Originally from Romania, Dr. Casetti is Assistant Professor in the Physics Department at the Southern Connecticut State University. Dr. Casetti is an astronomer interested in understanding the formation of the Milky Way galaxy in a cosmological context. Her work focuses on building and analyzing surveys of stars and stellar systems in our Galaxy and its satellites. Specifically, she measures their transverse velocities, and combines with other properties to constrain cosmologically motivated Milky-Way models.
Dr. Casetti has a PhD and Masters in Astronomy from Yale University, and a Masters in Physics from the University of Bucharest. She is an Orthodox Christian and has participated in religious-scientific dialogue on astronomy at the Vatican Observatory.
Interview with Dr. Dana I. Casetti (July 2018)
Dr. Casetti, an astronomer, speaks of her scientific and religious background in Romania. Her aim is to be a good Orthodox Christian and good scientist at the same time. Dr. Casetti has participated several times in the Vatican’s astronomy school, held every other year. The program looks to bridge the gap between astronomy and theology.
Dr. Casetti discusses how her study of astronomy informs her faith and vice versa. Initially, as she was pursuing her studies, her interest was in astronomy. In terms of faith, Dr. Casetti believes that Orthodoxy is special and needs to be understood on a different level. She touches upon the specificity of the Orthodox approach to science, and the difference between Orthodoxy and Catholicism as relates to science. She sees science as ever changing whereas religion has one core message.
In her view, science doesn’t answer ethical or moral questions. These issues come down to the values and judgment of the individual scientist. Even within a Christian framework, moral and ethical decisions can be difficult. She emphasizes that scientists need to be very well informed and honest in the work that they do.
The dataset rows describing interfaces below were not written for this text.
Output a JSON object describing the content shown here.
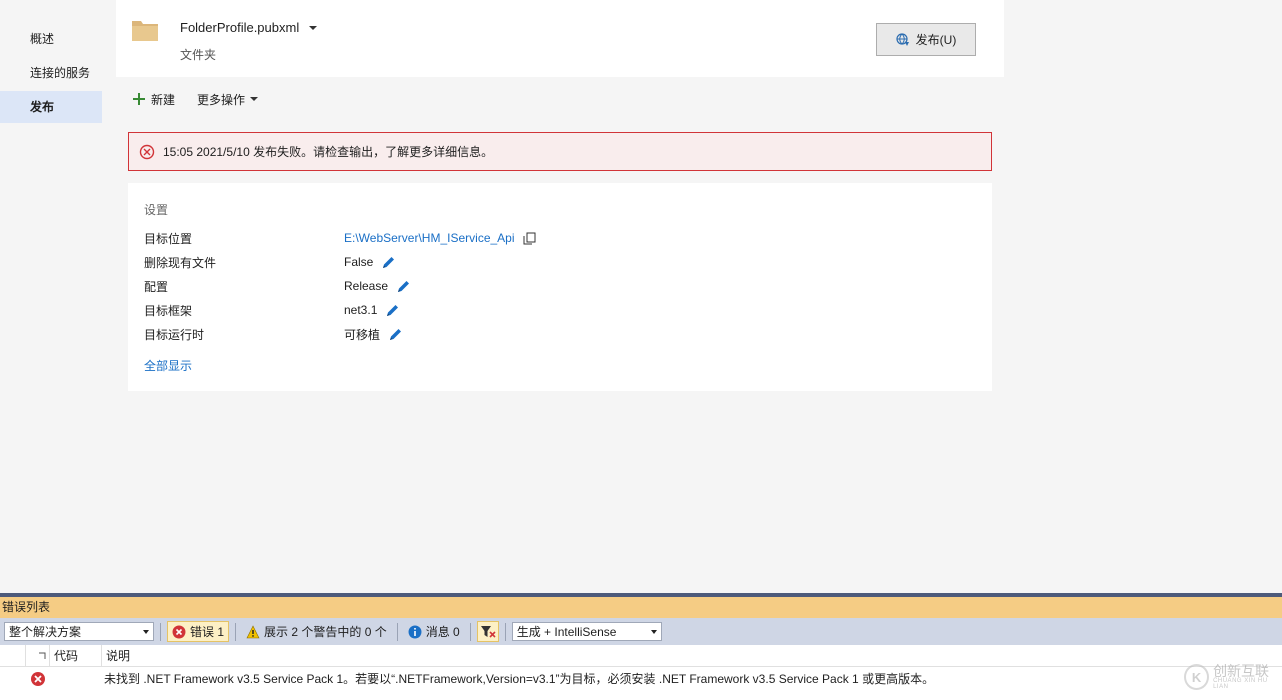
{
  "nav": {
    "items": [
      {
        "label": "概述"
      },
      {
        "label": "连接的服务"
      },
      {
        "label": "发布",
        "active": true
      }
    ]
  },
  "profile": {
    "name": "FolderProfile.pubxml",
    "type": "文件夹",
    "publish_label": "发布(U)"
  },
  "toolbar": {
    "new_label": "新建",
    "more_label": "更多操作"
  },
  "error_banner": {
    "text": "15:05 2021/5/10 发布失败。请检查输出，了解更多详细信息。"
  },
  "settings": {
    "title": "设置",
    "rows": [
      {
        "key": "目标位置",
        "value": "E:\\WebServer\\HM_IService_Api",
        "action": "copy-icon"
      },
      {
        "key": "删除现有文件",
        "value": "False",
        "action": "edit-pencil-icon"
      },
      {
        "key": "配置",
        "value": "Release",
        "action": "edit-pencil-icon"
      },
      {
        "key": "目标框架",
        "value": "net3.1",
        "action": "edit-pencil-icon"
      },
      {
        "key": "目标运行时",
        "value": "可移植",
        "action": "edit-pencil-icon"
      }
    ],
    "show_all": "全部显示"
  },
  "error_list": {
    "title": "错误列表",
    "scope": "整个解决方案",
    "errors_label": "错误 1",
    "warnings_label": "展示 2 个警告中的 0 个",
    "messages_label": "消息 0",
    "source": "生成 + IntelliSense",
    "columns": {
      "code": "代码",
      "description": "说明"
    },
    "rows": [
      {
        "description": "未找到 .NET Framework v3.5 Service Pack 1。若要以“.NETFramework,Version=v3.1”为目标，必须安装 .NET Framework v3.5 Service Pack 1 或更高版本。"
      }
    ]
  },
  "watermark": {
    "text": "创新互联",
    "sub": "CHUANG XIN HU LIAN"
  },
  "colors": {
    "accent": "#1a6fc6",
    "error": "#d13438",
    "nav_active": "#dce6f7",
    "panel_title": "#f5cc84",
    "new_icon": "#388a34"
  }
}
Dr. Casetti believes that religion cannot be used to dictate the correctness or validity of a scientific theory; likewise, a scientific theory cannot prove a religious concept. These are mistakes made on both sides. People have to realize that theology has a different method of acquiring knowledge from science. Science offers models, which keep being improved upon, but it does not offer absolute truth. Dr. Casetti discusses creationism and the Big Bang theory, and adds that when there appears to be a direct conflict, it is important to reflect that perhaps we do not know everything yet. It is important not to impose science on theology and theology on science, as has occurred throughout history.